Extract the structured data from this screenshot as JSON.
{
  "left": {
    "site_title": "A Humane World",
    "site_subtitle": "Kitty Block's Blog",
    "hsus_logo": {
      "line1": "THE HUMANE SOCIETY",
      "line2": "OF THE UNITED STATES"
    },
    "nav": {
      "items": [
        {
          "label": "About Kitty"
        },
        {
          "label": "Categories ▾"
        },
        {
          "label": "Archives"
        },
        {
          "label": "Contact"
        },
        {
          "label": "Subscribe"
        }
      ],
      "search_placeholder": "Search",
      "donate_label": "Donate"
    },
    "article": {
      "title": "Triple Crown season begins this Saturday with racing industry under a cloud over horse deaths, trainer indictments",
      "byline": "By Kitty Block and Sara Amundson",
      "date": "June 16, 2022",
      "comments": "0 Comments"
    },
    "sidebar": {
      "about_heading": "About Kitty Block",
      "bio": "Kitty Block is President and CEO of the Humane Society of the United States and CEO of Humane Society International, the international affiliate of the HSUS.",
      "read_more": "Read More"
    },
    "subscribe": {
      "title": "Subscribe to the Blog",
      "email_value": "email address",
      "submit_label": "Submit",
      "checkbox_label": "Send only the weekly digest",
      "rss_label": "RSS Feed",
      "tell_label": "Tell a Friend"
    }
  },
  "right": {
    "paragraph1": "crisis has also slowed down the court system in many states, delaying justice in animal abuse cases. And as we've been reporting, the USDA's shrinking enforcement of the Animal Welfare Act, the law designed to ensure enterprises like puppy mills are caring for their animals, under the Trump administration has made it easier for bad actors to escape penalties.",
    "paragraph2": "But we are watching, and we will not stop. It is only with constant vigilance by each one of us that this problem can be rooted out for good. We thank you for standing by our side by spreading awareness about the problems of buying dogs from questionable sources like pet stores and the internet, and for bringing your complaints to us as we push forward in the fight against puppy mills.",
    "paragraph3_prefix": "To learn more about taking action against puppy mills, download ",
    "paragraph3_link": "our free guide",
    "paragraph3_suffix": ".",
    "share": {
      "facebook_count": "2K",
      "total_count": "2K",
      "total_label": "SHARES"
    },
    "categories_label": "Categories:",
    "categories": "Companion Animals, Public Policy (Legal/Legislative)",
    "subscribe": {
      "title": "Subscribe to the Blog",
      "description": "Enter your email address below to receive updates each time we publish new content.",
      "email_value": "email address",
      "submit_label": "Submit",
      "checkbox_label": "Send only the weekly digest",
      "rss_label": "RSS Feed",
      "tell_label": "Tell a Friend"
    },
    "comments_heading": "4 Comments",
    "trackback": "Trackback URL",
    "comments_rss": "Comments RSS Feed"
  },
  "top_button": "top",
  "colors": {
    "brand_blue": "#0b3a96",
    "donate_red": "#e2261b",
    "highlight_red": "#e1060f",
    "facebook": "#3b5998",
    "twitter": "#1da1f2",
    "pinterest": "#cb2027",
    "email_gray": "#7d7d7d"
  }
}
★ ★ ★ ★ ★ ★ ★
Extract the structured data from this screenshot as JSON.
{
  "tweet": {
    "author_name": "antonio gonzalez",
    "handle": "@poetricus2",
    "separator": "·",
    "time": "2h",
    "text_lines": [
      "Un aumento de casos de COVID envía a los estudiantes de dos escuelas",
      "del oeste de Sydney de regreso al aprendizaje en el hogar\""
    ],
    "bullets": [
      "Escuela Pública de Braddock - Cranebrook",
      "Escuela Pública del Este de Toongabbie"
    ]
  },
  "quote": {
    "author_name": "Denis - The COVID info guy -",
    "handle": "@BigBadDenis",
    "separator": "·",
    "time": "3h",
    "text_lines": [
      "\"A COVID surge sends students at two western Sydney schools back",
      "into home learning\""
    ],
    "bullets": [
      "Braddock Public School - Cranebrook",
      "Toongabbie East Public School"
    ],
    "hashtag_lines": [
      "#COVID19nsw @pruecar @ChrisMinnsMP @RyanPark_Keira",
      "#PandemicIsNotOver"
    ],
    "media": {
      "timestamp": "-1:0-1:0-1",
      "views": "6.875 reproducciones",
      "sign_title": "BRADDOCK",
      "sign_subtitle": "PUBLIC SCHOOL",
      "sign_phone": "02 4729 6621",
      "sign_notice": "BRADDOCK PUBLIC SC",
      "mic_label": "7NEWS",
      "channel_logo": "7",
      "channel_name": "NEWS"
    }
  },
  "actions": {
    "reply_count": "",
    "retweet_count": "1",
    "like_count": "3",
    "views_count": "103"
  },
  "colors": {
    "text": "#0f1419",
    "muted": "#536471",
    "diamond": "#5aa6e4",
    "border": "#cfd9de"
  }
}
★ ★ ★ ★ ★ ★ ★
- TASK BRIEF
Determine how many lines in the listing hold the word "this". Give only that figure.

- SOLUTION TO THE EXERCISE
4